Why have some multiculturalists criticised liberalism?

Some multiculturalists, notably pluralist multiculturalists, have been critical of liberalism as a basis for ensuring cultural diversity. The arguments against liberalism center around the issues of the private-public divide, deep diversity, liberal democracy and the politics of recognition.

Some multiculturalists, notably pluralist multiculturalists, have been critical of liberalism as a basis for ensuring cultural diversity. The arguments against liberalism center around the issues of the private-public divide, deep diversity, liberal democracy and the politics of recognition.

Liberalism believes in the politics of rights. This comes from the liberal belief in republicanism, which advocates the principle of universal citizenship. All members of society should enjoy the same status and entitlements. Thus, liberalism is difference-blind and proposes that difference be abolished. Multiculturalists criticise this view because they see that cultural marginalisation has deeper origins. Marginalisation is seen to be a cultural phenomenon that operates through stereotypes that structure how people see themselves and how other people see them. Thus, egalitarianism conceals deeper structures of cultural marginalisation. Liberal societies are said to be constructed in line in line with the values and interests of the dominant group. Minorities are either consigned a demeaning stereotype or are forced to assimilate into the dominant culture by adopting the values and interests of the dominant groups (men, whites, the wealthy etc.). Critics therefore describe this as liberal imperialism.

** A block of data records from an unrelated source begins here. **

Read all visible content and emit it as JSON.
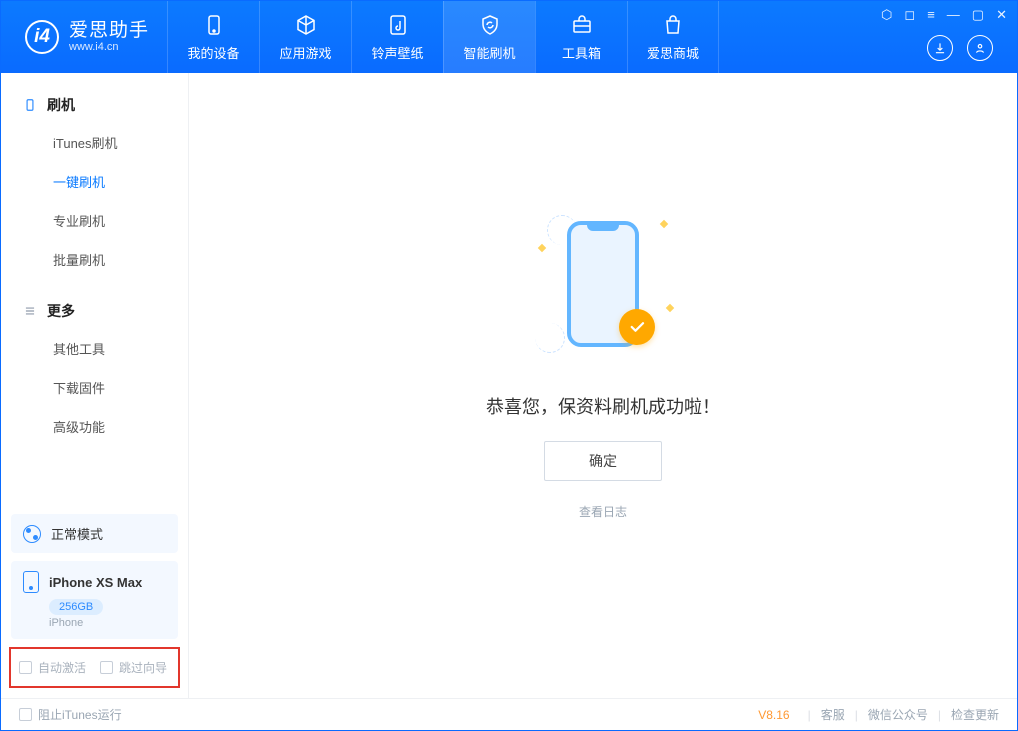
{
  "app": {
    "name_cn": "爱思助手",
    "url": "www.i4.cn"
  },
  "nav": {
    "items": [
      {
        "label": "我的设备"
      },
      {
        "label": "应用游戏"
      },
      {
        "label": "铃声壁纸"
      },
      {
        "label": "智能刷机"
      },
      {
        "label": "工具箱"
      },
      {
        "label": "爱思商城"
      }
    ]
  },
  "sidebar": {
    "section1": {
      "title": "刷机",
      "items": [
        "iTunes刷机",
        "一键刷机",
        "专业刷机",
        "批量刷机"
      ]
    },
    "section2": {
      "title": "更多",
      "items": [
        "其他工具",
        "下载固件",
        "高级功能"
      ]
    },
    "mode": "正常模式",
    "device": {
      "name": "iPhone XS Max",
      "storage": "256GB",
      "type": "iPhone"
    },
    "auto_activate": "自动激活",
    "skip_guide": "跳过向导"
  },
  "main": {
    "message": "恭喜您，保资料刷机成功啦！",
    "ok": "确定",
    "view_log": "查看日志"
  },
  "footer": {
    "block_itunes": "阻止iTunes运行",
    "version": "V8.16",
    "support": "客服",
    "wechat": "微信公众号",
    "check_update": "检查更新"
  }
}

Liberals argue that cultural diversity should be celebrated only in the private sphere. For liberals, public life must be characterised by a bedrock of shared civic allegiances. Thus, citizenship is divorced form cultural identity, which is seen to be a private matter. Integration, rather than diversity, is encouraged in the public sphere. This can be seen in the way in which proficiency in English and a knowledge of US political history are preconditions for gaining citizenship in the USA, and the way in which the full-face veil has been banned in France and Belgium, along with other symbols of Islam. Multiculturalists criticise this because it prevents the minority group from expressing their distinctiveness. Marginalised groups should be able to celebrate their distinctiveness publicly because this is the only way in which their authentic sense of cultural identity can be reclaimed and stereotypes can be abolished. As Charles Taylor put it ‘the failure of recognition’ harms citizens by trivialising or ignoring their cultural identities. This causes ‘offence’, which in this case amounts to hurt and humiliation at having one’s sacred beliefs insulted or ridiculed.

Liberals have also rejected the multiculturalist idea of ‘deep diversity’, a type of diversity that rejects the idea of objective standards. Liberals only tolerate views that are themselves tolerant (ideas that are compatible with personal freedom and autonomy). They are therefore unwilling to endorse practices such as female circumcision, arranged marriages and female dress codes even if it is argued that these are crucial for the maintenance of the cultural identity. Therefore, for liberals, individual freedom is more important than the group’s cultural identity. Some multiculturalists have criticised this view because firstly it prevents the group from expressing their cultural distinctiveness, which is so important for liberating individuals from oppression, but also because it arrogantly suggests that liberal ideas superior to any others. Isaiah Berlin advocated the principle of value pluralism. Berlin argued that it is impossible to demonstrate the superiority of one system over another. Therefore, liberal views such as a support for personal freedom, toleration and democracy have no greater moral authority than illiberal beliefs. This type of multiculturalism has been described as the ‘politics of indifference’.

Leave a Reply

Your email address will not be published. Required fields are marked *

You may use these HTML tags and attributes: <a href="" title=""> <abbr title=""> <acronym title=""> <b> <blockquote cite=""> <cite> <code> <del datetime=""> <em> <i> <q cite=""> <s> <strike> <strong>